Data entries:
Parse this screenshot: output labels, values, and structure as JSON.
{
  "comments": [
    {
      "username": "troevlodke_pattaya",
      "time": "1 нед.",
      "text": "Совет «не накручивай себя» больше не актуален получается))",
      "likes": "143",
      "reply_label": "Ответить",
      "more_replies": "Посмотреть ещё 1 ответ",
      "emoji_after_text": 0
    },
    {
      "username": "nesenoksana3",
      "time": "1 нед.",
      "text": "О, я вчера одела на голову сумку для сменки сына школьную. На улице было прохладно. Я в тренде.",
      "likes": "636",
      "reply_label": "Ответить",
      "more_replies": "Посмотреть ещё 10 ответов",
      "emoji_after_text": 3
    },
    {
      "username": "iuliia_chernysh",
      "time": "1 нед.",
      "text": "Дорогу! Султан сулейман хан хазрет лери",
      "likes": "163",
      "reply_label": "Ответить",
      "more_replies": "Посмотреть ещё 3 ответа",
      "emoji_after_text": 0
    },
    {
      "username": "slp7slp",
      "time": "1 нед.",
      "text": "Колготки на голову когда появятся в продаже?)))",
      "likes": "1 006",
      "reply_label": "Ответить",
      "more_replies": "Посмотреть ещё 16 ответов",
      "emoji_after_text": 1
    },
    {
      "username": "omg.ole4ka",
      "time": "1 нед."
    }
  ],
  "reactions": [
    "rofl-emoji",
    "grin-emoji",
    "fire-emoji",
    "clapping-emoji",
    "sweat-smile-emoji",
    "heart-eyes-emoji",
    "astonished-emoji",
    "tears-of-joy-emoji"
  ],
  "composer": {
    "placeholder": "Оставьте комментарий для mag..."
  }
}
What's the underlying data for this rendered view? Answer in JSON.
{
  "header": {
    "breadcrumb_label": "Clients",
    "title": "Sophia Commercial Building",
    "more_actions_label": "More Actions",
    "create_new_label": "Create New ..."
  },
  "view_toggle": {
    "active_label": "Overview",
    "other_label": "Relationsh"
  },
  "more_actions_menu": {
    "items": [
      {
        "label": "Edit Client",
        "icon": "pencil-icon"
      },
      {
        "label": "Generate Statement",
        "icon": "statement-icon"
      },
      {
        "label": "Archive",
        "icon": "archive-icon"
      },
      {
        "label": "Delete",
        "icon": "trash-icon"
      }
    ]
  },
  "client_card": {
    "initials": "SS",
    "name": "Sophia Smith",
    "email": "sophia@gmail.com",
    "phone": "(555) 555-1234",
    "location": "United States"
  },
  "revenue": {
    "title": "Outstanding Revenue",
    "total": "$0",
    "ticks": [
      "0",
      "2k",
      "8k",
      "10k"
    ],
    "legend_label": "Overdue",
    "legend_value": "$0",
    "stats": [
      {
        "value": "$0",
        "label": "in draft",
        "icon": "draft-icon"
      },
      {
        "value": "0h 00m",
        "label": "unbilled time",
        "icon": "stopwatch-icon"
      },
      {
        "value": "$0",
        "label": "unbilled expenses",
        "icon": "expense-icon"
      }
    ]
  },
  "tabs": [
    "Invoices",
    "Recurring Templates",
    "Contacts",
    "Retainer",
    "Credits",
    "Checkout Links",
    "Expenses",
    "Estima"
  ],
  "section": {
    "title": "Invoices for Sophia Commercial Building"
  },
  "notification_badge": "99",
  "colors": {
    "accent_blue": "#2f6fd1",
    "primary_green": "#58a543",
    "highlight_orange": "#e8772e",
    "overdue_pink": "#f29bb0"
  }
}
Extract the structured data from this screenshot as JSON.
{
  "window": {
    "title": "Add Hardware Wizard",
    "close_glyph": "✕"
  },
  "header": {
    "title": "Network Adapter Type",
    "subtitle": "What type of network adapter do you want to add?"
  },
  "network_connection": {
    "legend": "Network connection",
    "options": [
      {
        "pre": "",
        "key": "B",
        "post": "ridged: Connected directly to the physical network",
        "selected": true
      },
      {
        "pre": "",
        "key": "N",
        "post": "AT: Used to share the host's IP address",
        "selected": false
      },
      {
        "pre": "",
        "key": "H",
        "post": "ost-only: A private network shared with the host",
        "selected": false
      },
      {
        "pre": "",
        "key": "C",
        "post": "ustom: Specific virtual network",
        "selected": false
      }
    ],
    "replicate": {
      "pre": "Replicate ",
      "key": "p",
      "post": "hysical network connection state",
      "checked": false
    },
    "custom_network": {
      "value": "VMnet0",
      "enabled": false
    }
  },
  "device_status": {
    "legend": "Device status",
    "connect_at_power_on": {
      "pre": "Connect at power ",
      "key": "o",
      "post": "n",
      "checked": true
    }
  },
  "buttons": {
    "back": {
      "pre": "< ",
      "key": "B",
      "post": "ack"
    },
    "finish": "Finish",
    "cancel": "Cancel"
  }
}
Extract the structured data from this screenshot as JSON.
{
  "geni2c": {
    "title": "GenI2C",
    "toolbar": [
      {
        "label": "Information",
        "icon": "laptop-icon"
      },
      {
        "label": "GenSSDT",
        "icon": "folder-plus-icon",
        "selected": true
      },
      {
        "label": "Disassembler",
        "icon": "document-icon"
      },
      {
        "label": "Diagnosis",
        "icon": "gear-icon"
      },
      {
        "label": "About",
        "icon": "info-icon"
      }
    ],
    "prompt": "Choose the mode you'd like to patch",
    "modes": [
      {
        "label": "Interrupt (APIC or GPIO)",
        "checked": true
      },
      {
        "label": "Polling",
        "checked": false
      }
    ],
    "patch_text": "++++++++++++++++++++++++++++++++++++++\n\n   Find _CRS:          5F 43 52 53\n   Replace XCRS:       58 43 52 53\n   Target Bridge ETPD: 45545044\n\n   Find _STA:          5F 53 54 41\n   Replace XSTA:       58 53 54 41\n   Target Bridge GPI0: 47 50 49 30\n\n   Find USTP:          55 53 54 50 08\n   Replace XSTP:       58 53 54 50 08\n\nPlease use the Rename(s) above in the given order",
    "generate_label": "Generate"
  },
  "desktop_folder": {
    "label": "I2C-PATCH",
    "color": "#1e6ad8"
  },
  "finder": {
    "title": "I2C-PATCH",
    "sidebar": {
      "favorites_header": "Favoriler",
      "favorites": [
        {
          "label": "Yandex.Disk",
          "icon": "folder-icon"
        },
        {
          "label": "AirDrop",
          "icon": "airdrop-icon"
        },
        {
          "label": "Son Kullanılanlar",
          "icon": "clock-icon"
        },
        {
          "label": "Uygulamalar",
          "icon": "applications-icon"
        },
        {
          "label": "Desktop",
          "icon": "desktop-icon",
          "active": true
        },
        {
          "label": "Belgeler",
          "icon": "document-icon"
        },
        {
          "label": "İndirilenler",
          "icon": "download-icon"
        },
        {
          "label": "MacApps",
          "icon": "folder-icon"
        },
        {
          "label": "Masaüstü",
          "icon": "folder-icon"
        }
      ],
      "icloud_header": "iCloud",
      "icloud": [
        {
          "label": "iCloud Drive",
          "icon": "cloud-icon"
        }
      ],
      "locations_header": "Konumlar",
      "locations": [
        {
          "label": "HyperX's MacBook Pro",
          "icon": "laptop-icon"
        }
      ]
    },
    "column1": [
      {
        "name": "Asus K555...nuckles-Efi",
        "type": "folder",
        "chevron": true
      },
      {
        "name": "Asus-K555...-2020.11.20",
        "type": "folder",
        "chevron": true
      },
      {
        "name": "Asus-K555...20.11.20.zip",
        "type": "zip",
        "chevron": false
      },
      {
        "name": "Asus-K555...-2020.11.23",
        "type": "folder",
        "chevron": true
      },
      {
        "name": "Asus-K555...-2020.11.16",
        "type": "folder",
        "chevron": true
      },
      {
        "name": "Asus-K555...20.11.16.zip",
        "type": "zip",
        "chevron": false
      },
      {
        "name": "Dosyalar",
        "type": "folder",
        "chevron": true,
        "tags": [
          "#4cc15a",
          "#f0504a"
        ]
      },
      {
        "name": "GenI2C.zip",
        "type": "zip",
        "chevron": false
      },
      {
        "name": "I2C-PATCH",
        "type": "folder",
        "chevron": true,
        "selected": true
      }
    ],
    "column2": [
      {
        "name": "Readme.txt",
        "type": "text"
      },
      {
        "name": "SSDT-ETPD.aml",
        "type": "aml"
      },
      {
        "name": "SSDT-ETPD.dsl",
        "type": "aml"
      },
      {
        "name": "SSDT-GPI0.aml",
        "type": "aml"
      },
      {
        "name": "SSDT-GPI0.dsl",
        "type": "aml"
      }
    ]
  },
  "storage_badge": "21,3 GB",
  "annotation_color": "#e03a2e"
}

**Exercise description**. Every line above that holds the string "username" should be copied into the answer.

**Answer to this task**.
      "username": "troevlodke_pattaya",
      "username": "nesenoksana3",
      "username": "iuliia_chernysh",
      "username": "slp7slp",
      "username": "omg.ole4ka",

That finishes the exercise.